Originally published in the Pittsburgh City Paper.
When I was growing up, every year on her birthday, my grandmother would declare that she was once again 39. What this taught me as a child was that growing older was so terrible that we had to pretend that it didn’t happen. While it may be outrageous to pretend to be 39 for decades on end, my grandmother’s fear of aging was not irrational. In a culture that pushes our seniors to the margins, rendering them invisible, it is no wonder that she actively resisted this process. This marginalization is particularly noticeable in the realm of sexuality. While we may obsess about sex in our culture, all of our sexual representations lead us to believe that sex is only for the young.
Author and sex educator Joan Price is working to undo these misconceptions and normalize senior sex in a series of books and workshops. Most recently, she collaborated with sex educator and porn star jessica drake to create a sexually explicit instructional video: Jessica Drake’s Guide to Wicked Sex: Senior Edition, which premiered last week at the Woodhull Sexual Freedom Summit. In the instructional video, the stars of the film are seniors and are shown having sex the way they would if a camera were not there. In Price’s words, “They are having real, old, naked people sex.”

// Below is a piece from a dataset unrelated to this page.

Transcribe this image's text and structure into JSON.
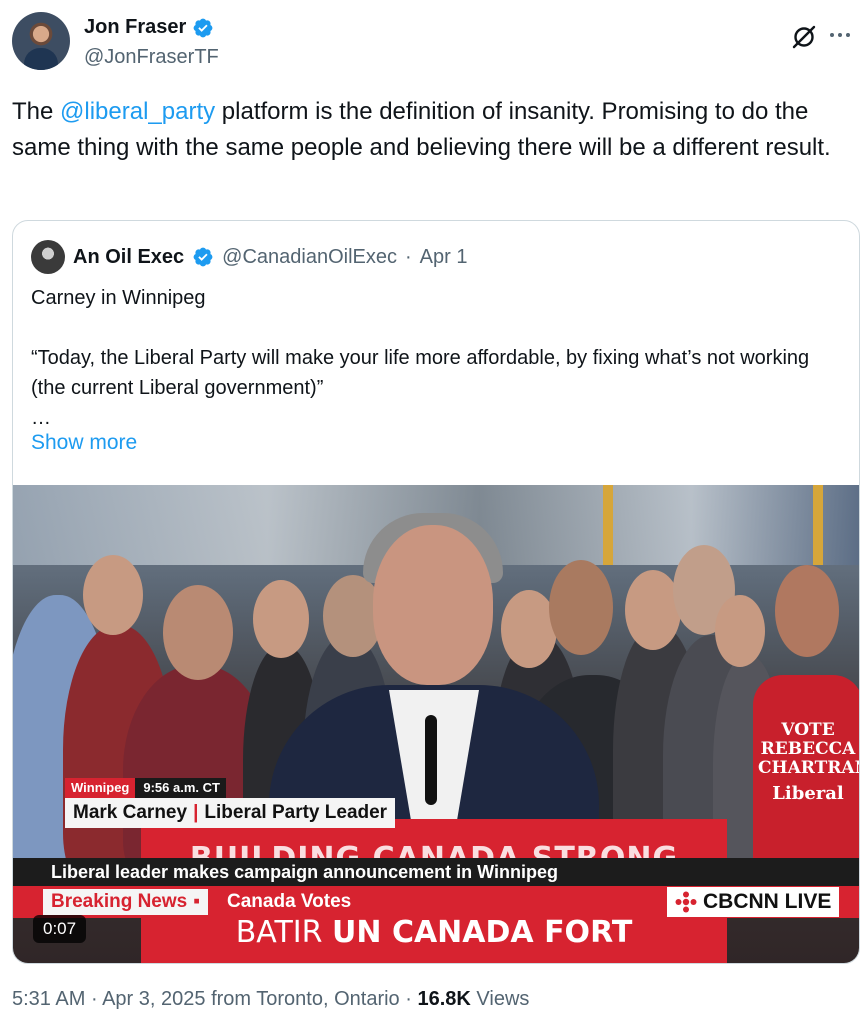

After screening the film, I had a chance to sit down and talk with Price about her work as an advocate for ageless sexuality, a conversation you can listen to in full on an upcoming episode of the Peepshow Podcast. Price talks frankly about the way that our bodies change as we age, and the impact this has on our sex lives. Put simply, she says, “The old ways don’t work the way they used to anymore.”
Price believes it is a mistake, however, to assume this means that a pleasurable sex life is over. Instead, she says that recognizing what is different about senior sex is a step toward a good sex life in later years. First, she says, “Erections are not always dependable, they are not always hard enough for penetration.” Moreover, “Vaginas are not always as comfortable to accept penetration.” Letting go of this expectation opens up the way for other types of sex, though. She comments, “[Seniors] are not counting on rock hard erections, that doesn’t even matter.”
She also points out that as we age, we may need “more build up to achieve arousal and more arousal to achieve orgasm.” For this reason, sex toys may be become really important. “We need more stimulation than we can get by hands, fingers, or tongues alone,” Price says. “Sex toys can be the difference between orgasm or no orgasm.”
Even more important than sex toys is being able to communicate what feels good and what doesn’t. “You need to be able to give feedback, you need to be able to say, ‘I don’t think my knees can handle this position,’” says Price. “Communication is so much a part of this.”
Though I have passed my 39th birthday, I am still far from my senior years and have yet to deal with some of the sexual issues that seniors face. However, the advice that Price gives is broadly applicable to all people: communicate your desires with your partner; let go of expectations of what you are supposed to be doing sexually and embrace what actually feels good to you; be open to your own changing body and desires (and that of your partner’s); and take the sexuality of all people, regardless of age, seriously. The film, and Price’s work more broadly, are beautiful representations of all of these lessons.